*** Information shown Section Begins ***

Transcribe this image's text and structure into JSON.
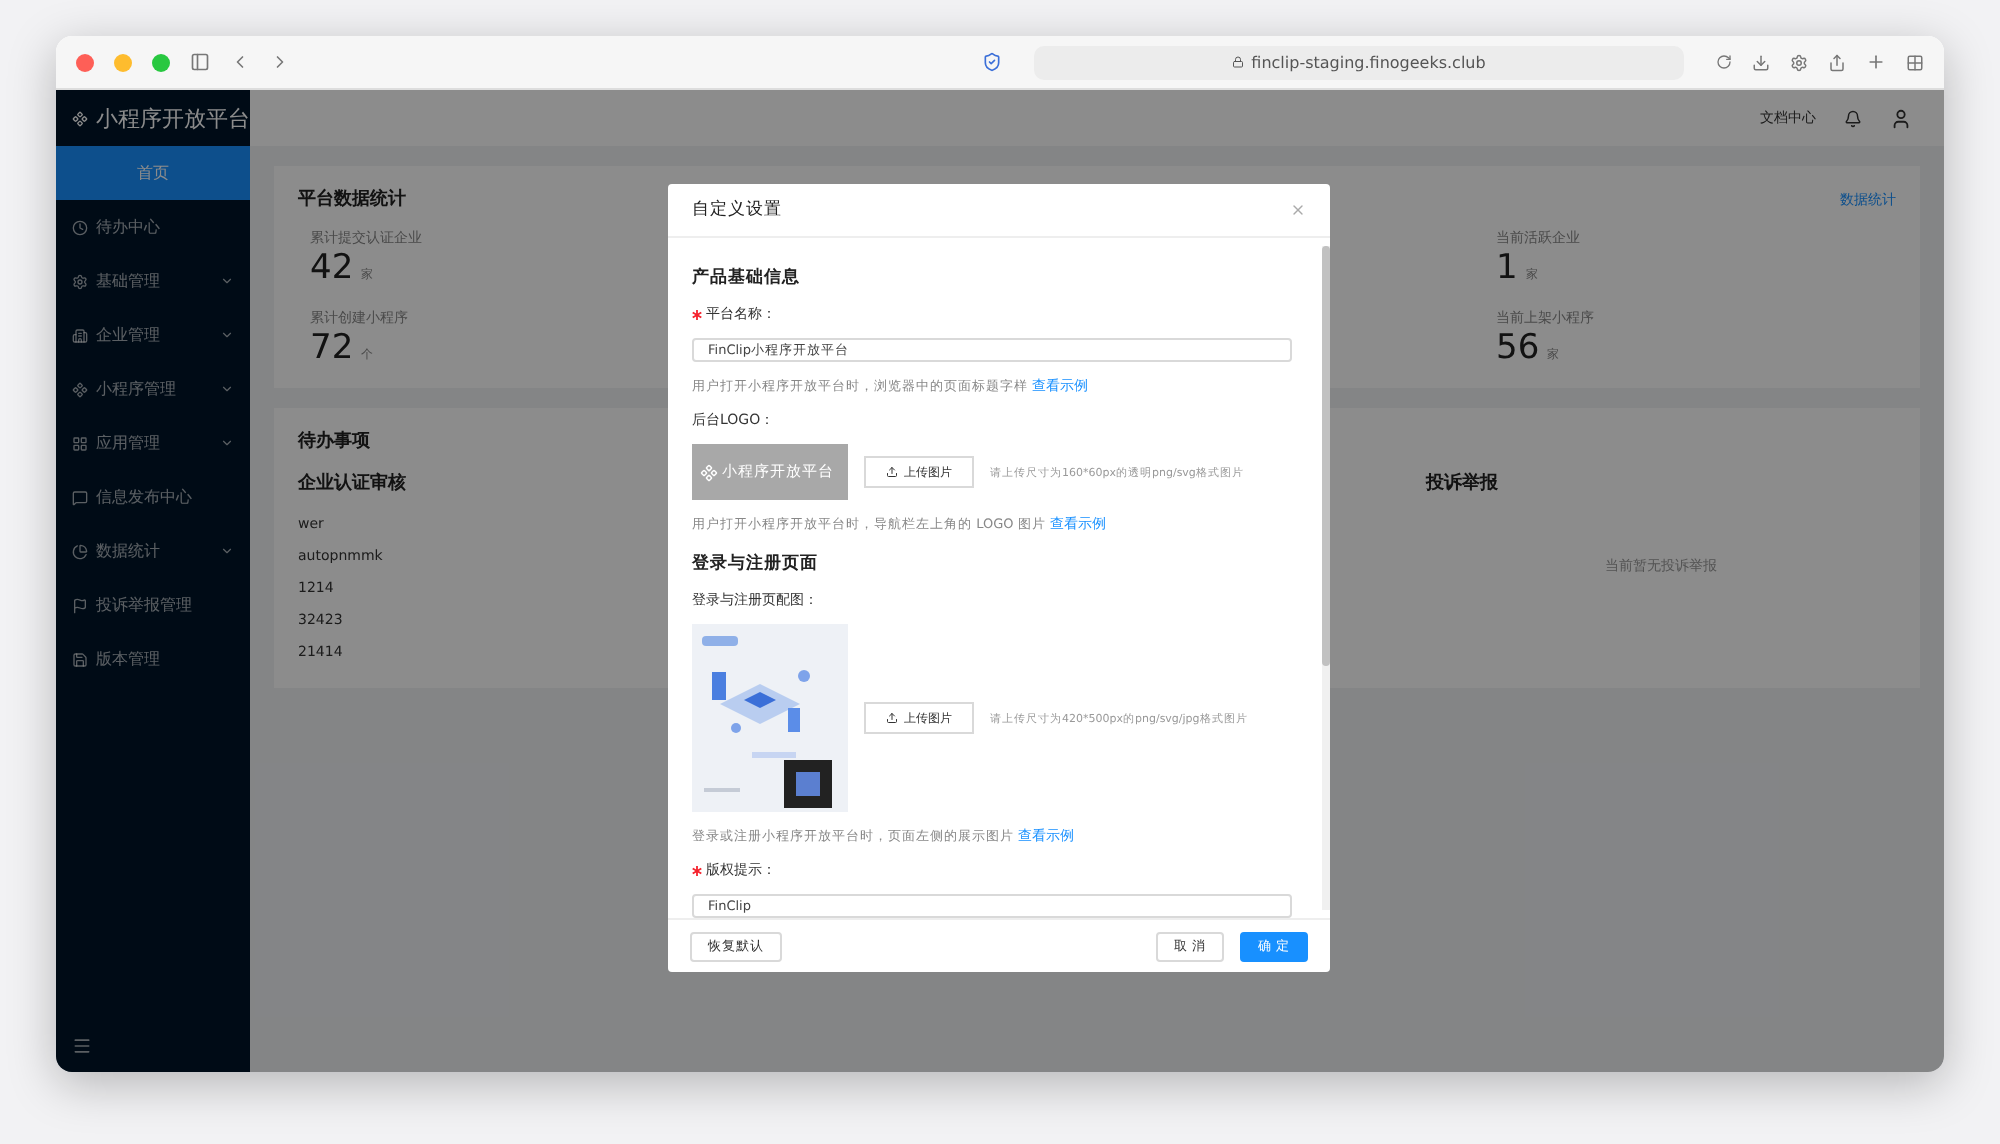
{
  "browser": {
    "url": "finclip-staging.finogeeks.club"
  },
  "sidebar": {
    "logo": "小程序开放平台",
    "items": [
      {
        "label": "首页",
        "selected": true,
        "expandable": false
      },
      {
        "label": "待办中心",
        "selected": false,
        "expandable": false
      },
      {
        "label": "基础管理",
        "selected": false,
        "expandable": true
      },
      {
        "label": "企业管理",
        "selected": false,
        "expandable": true
      },
      {
        "label": "小程序管理",
        "selected": false,
        "expandable": true
      },
      {
        "label": "应用管理",
        "selected": false,
        "expandable": true
      },
      {
        "label": "信息发布中心",
        "selected": false,
        "expandable": false
      },
      {
        "label": "数据统计",
        "selected": false,
        "expandable": true
      },
      {
        "label": "投诉举报管理",
        "selected": false,
        "expandable": false
      },
      {
        "label": "版本管理",
        "selected": false,
        "expandable": false
      }
    ]
  },
  "header": {
    "docs_link": "文档中心"
  },
  "stats": {
    "title": "平台数据统计",
    "link": "数据统计",
    "items": [
      {
        "label": "累计提交认证企业",
        "value": "42",
        "unit": "家"
      },
      {
        "label": "当前活跃企业",
        "value": "1",
        "unit": "家"
      },
      {
        "label": "累计创建小程序",
        "value": "72",
        "unit": "个"
      },
      {
        "label": "当前上架小程序",
        "value": "56",
        "unit": "家"
      }
    ]
  },
  "todo": {
    "title": "待办事项",
    "review": {
      "title": "企业认证审核",
      "rows": [
        "wer",
        "autopnmmk",
        "1214",
        "32423",
        "21414"
      ]
    },
    "complaints": {
      "title": "投诉举报",
      "empty": "当前暂无投诉举报"
    }
  },
  "dialog": {
    "title": "自定义设置",
    "sections": [
      {
        "title": "产品基础信息",
        "fields": [
          {
            "kind": "input",
            "label": "平台名称：",
            "required": true,
            "value": "FinClip小程序开放平台",
            "hint": "用户打开小程序开放平台时，浏览器中的页面标题字样",
            "link": "查看示例"
          },
          {
            "kind": "logo",
            "label": "后台LOGO：",
            "required": false,
            "preview": "小程序开放平台",
            "button": "上传图片",
            "requirement": "请上传尺寸为160*60px的透明png/svg格式图片",
            "hint": "用户打开小程序开放平台时，导航栏左上角的 LOGO 图片",
            "link": "查看示例"
          }
        ]
      },
      {
        "title": "登录与注册页面",
        "fields": [
          {
            "label": "登录与注册页配图：",
            "required": false,
            "button": "上传图片",
            "requirement": "请上传尺寸为420*500px的png/svg/jpg格式图片",
            "hint": "登录或注册小程序开放平台时，页面左侧的展示图片",
            "link": "查看示例"
          },
          {
            "kind": "input",
            "label": "版权提示：",
            "required": true,
            "value": "FinClip"
          }
        ]
      }
    ],
    "reset": "恢复默认",
    "cancel": "取 消",
    "ok": "确 定"
  }
}
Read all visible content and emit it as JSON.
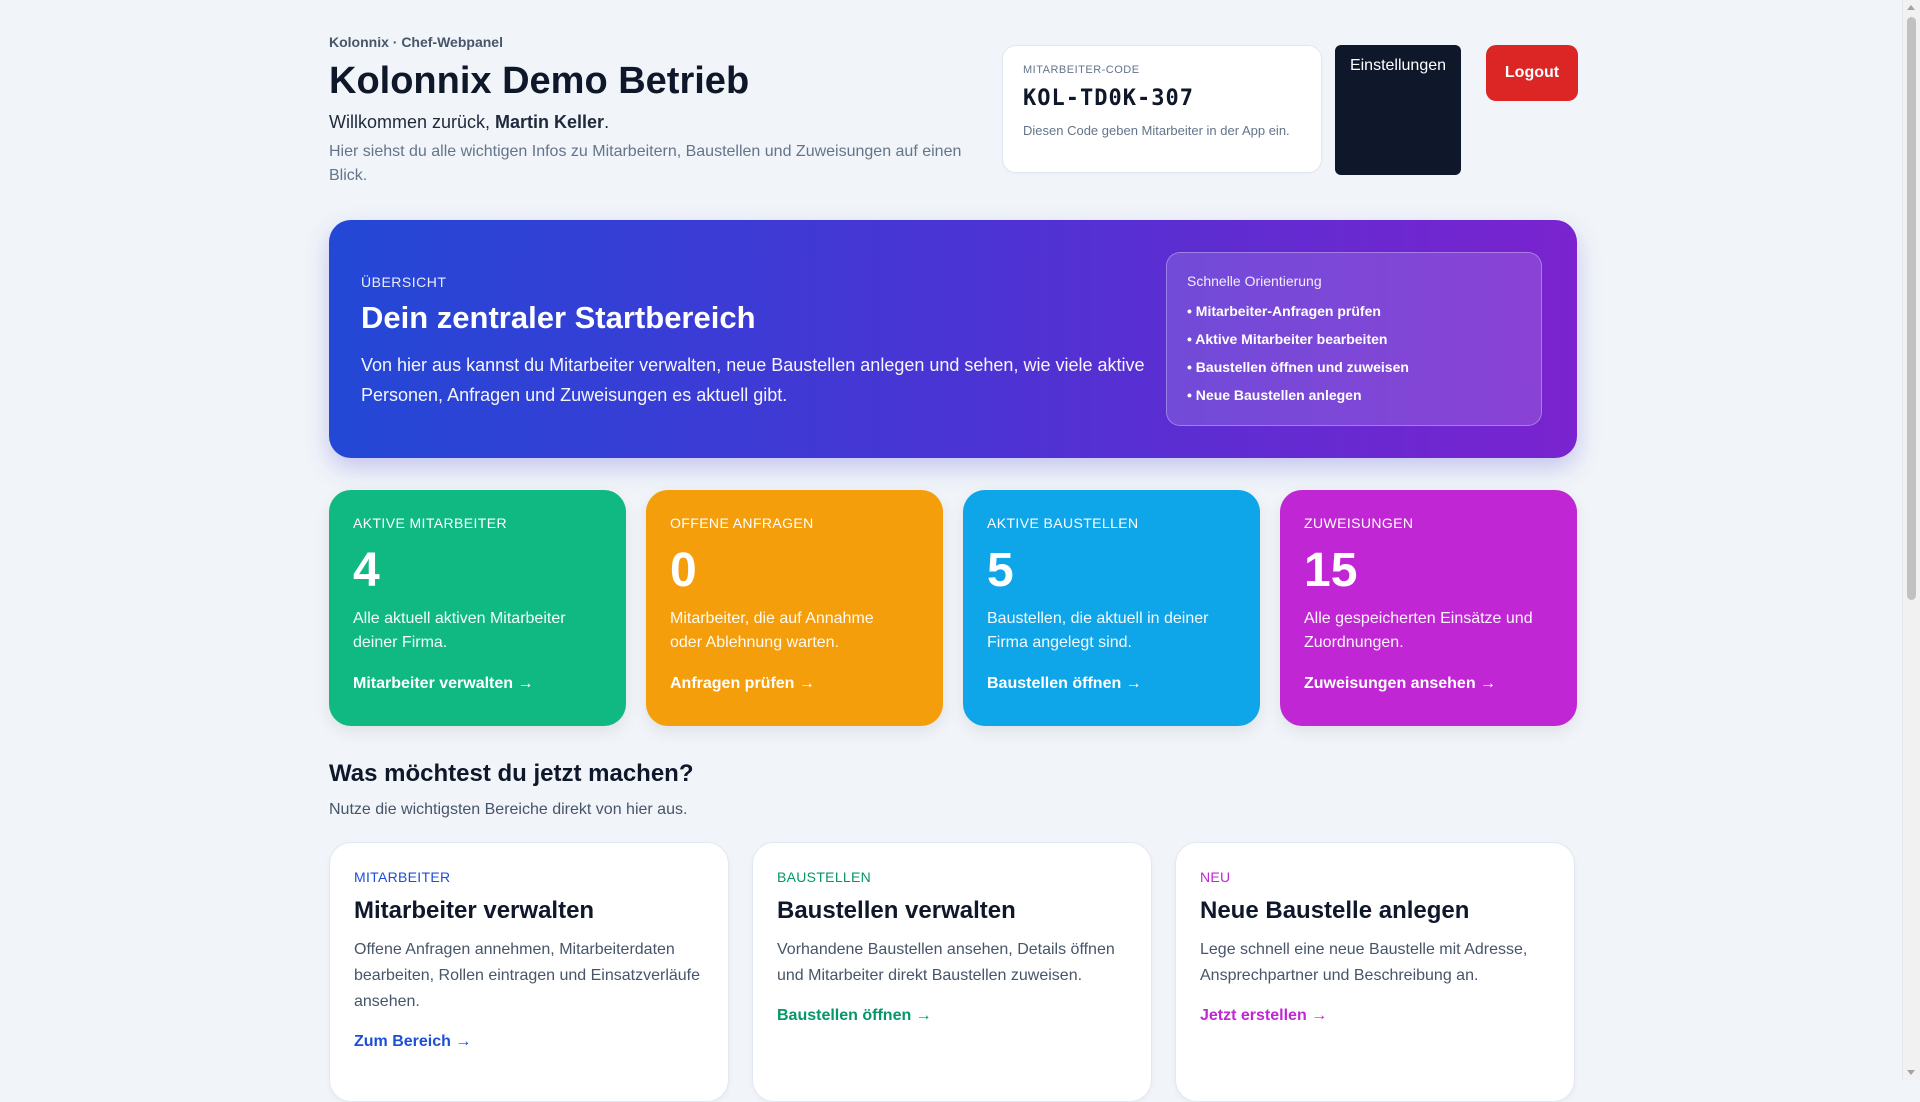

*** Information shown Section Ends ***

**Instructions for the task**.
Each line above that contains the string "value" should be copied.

**Written solution**.
        "value": "42",
        "value": "1",
        "value": "72",
        "value": "56",
            "value": "FinClip小程序开放平台",
            "value": "FinClip"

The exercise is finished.